With a difference — all the food had been recovered, leftovers the students themselves had collected the day before as part of a SEEDS project. In the future, recovered food will go to the AMS Food Bank to feed students in need.
Students help Chef Chiang choose food. Photo: Paul Joseph, UBC Communications and Marketing.
Food waste is a huge issue worldwide; in Canada alone, the United Nations Food and Agriculture Organization estimates that the overall cost exceeds $100 billion every year.
LFS450 project team picks up food. Photo: Paul Joseph, UBC Communications and Marketing.
On April 4, 2017, students from the LFS450 class helped Daniel Chiang, Executive Sous-Chef from UBC Food Services select edible food from three residence kitchens, Sage restaurant, the Point Grill and four retail outlets. They found about 20 kilos of edible food — enough for 2,100 servings — and stored enough for a class banquet overnight.
The team poses with food recovered from several UBC Food Services outlets. Photo: Paul Joseph, UBC Communications and Marketing.
This SEEDS project led to the first ever partnership between UBC Food Services and AMS Food Bank, which is now ongoing. Some of the recovered food is past its prime, but still edible. “It isn't expired from a food safety standpoint, but rather a quality control standpoint,” explains chef Chiang. “When in doubt, we don’t take a chance. We would never donate anything we wouldn’t eat ourselves.”
Marie-Claude Fortin , Professor, Faculty of Land and Food Systems with chef Chiang. Photo: Duncan McHugh, Land and Food Systems Learning Centre.
“UBC started with composting, which is a great beginning,” explains Marie-Claude Fortin, seen here with chef Chiang, who teaches LFS450. “Now we want to take it a couple of steps further.” The first step is reducing waste before it’s even created; the second step is recovering any excess and passing it on, to stakeholders like the AMS Food Bank, Agape Street Mission (a UBC student club) and a third-party partner that can support larger donations.
Students enjoy the banquet.

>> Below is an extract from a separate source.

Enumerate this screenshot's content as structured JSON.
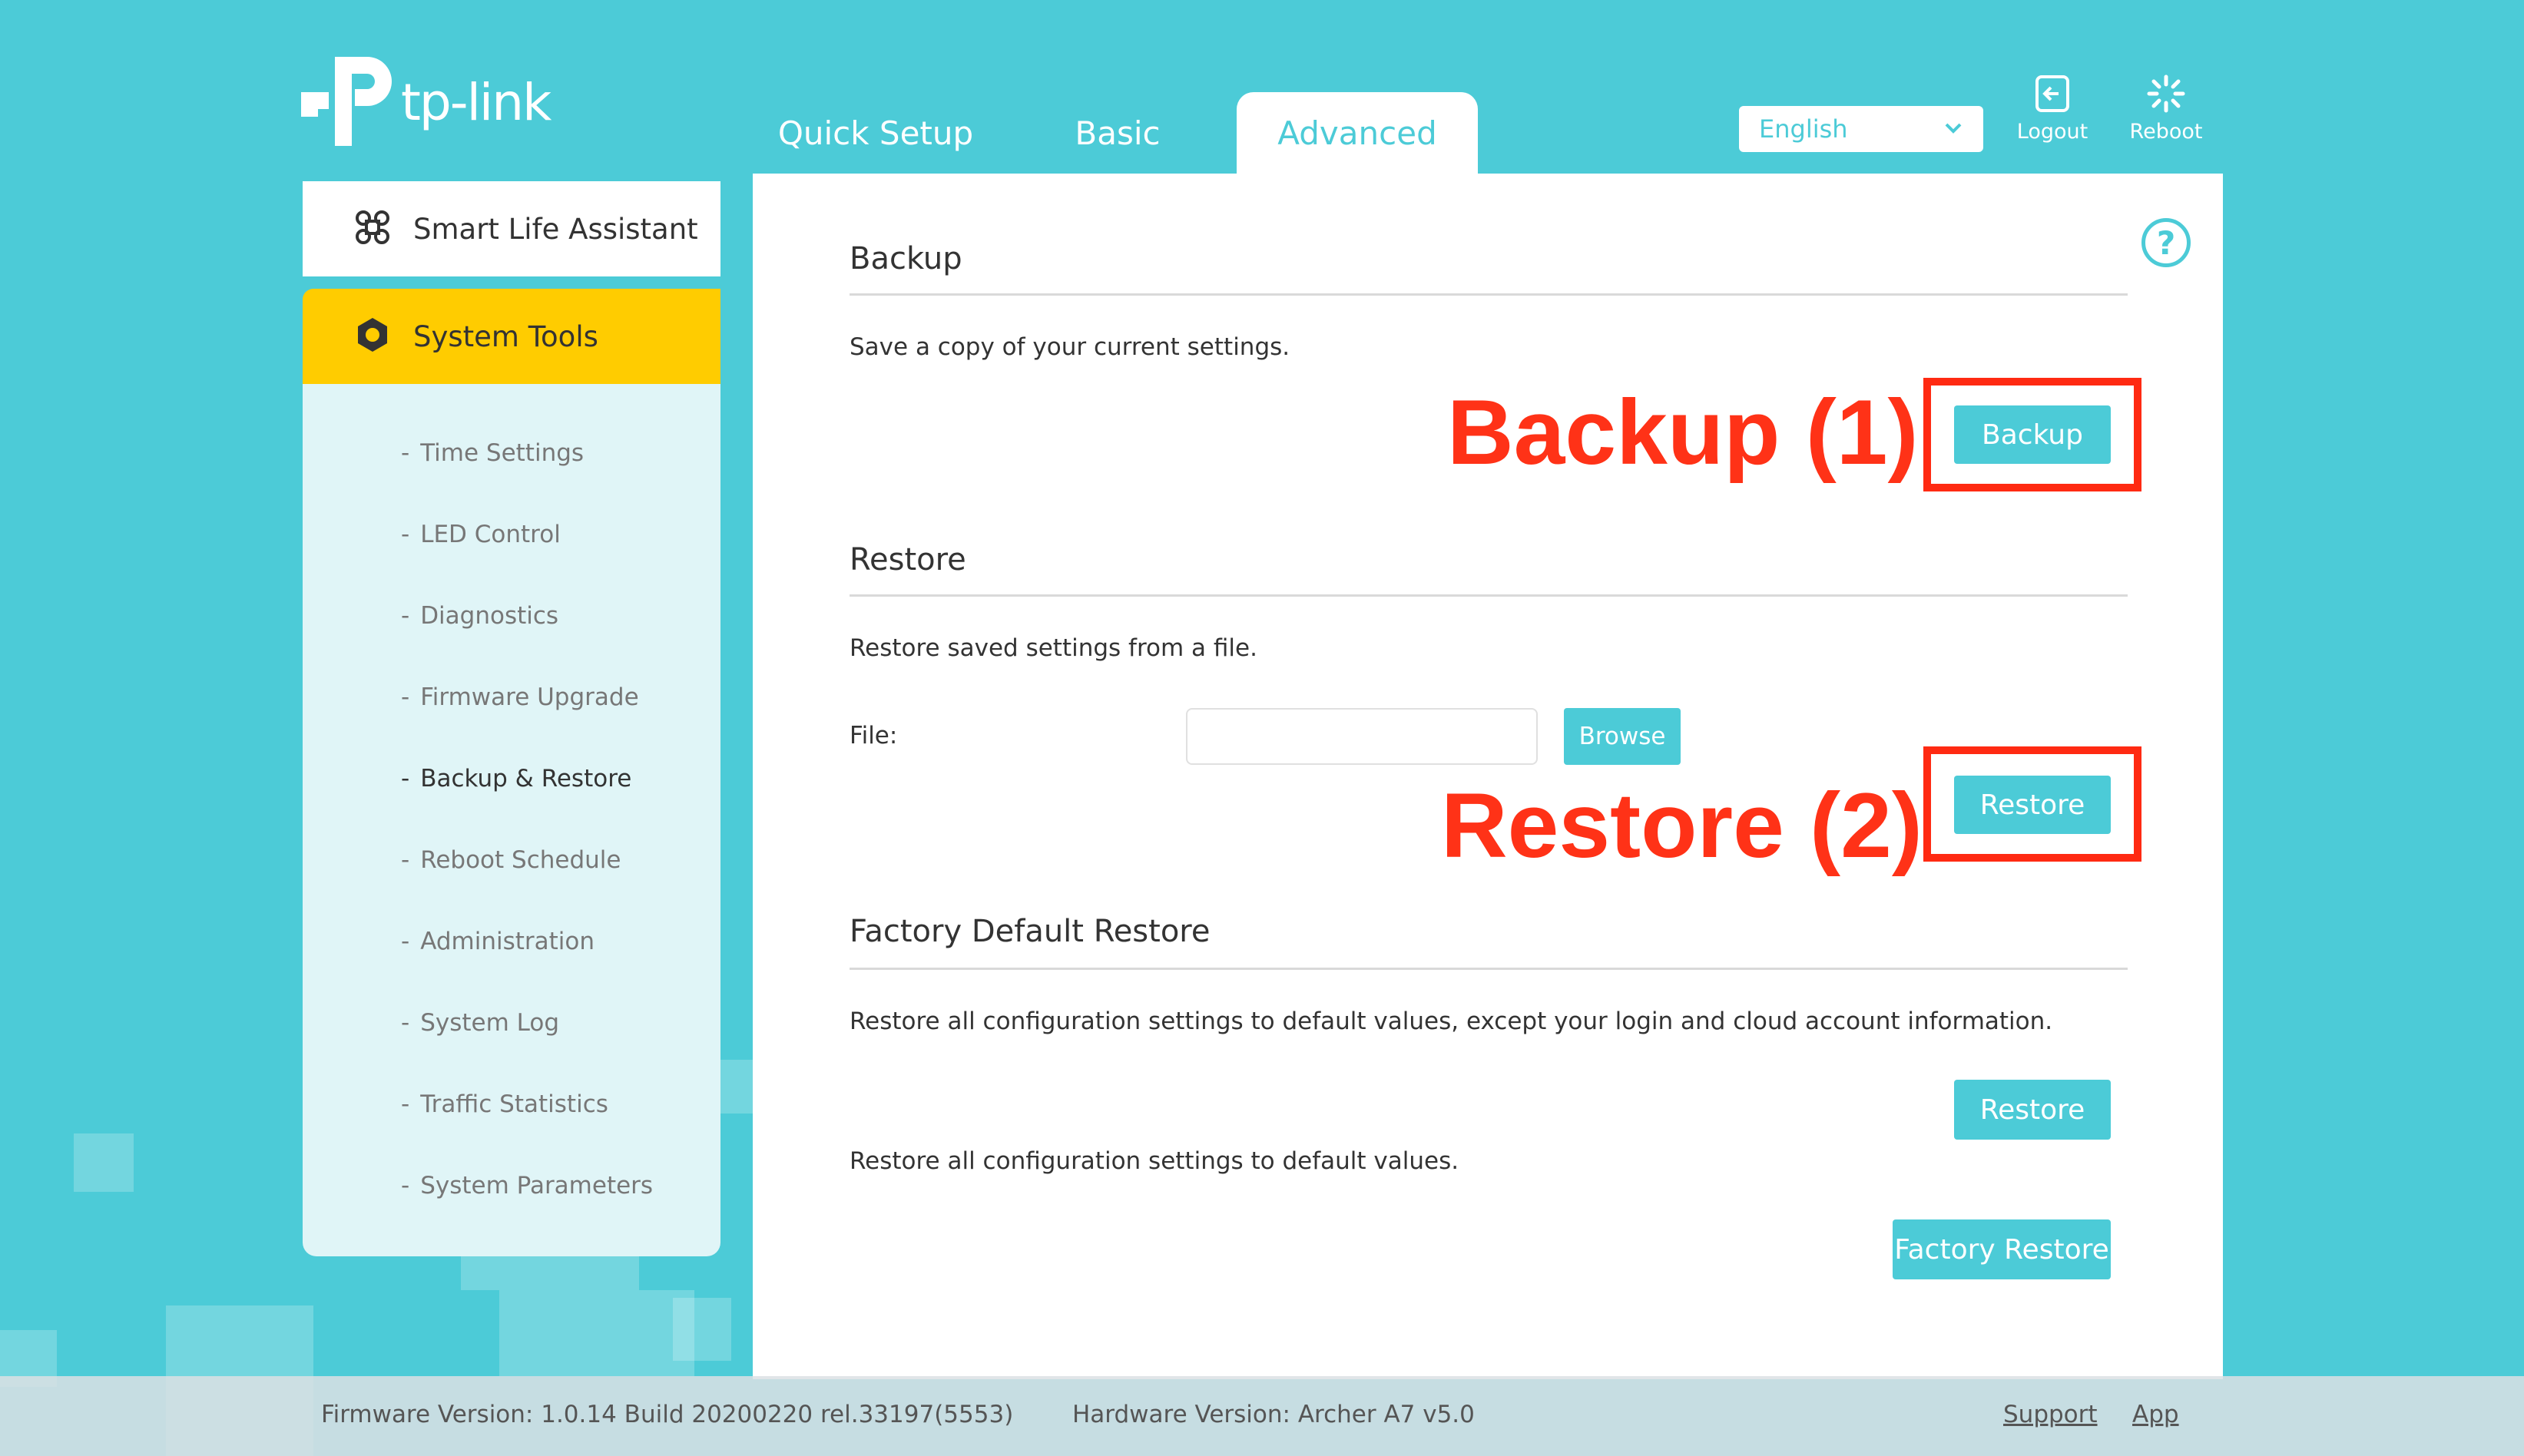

Photo: Duncan McHugh, Land and Food Systems Learning Centre.
“This is a first in the history of UBC — an entire menu comprised of recovered food,” says David Speight, Executive Chef & Culinary Director at SHHS. “I am pleased that the students have been able to complete their project with a real-life experience. It’s truly an exceptional achievement.”
Sampling the banquet. Photo: Duncan McHugh, Faculty of Land and Food Systems.

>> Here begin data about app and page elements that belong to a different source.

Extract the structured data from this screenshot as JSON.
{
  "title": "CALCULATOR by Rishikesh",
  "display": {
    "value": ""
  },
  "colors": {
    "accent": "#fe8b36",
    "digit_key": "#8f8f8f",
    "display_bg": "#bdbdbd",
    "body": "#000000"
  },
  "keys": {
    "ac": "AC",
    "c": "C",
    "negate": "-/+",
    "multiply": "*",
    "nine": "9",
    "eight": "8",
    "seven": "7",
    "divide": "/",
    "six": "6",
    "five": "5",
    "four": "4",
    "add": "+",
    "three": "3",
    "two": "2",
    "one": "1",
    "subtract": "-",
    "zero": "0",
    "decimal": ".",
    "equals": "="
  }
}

“Food recovery matters because there are people who are food insecure and unable to afford necessities while there are tons of organizations that have an excess of food that will end up being wasted,” says Taruni Singh, Food Bank Coordinator for the AMS. “Food recovery solves the trouble of food wastage while also redirecting the food to people who need it.”
Land and Food Systems students line up for the buffet. Photo: Duncan McHugh, Land and Food Systems Learning Centre.
The next step is for UBC Food Services to develop a comprehensive food recovery strategy. To assist in that process, Fortin has asked her students to look for an app SHSS can use to post affordable recovered food on campus online. “Our goal is to have a program in place for September that won’t require ongoing micro-management and will create the framework for a long-term solution to food recovery on campus,” says Speight.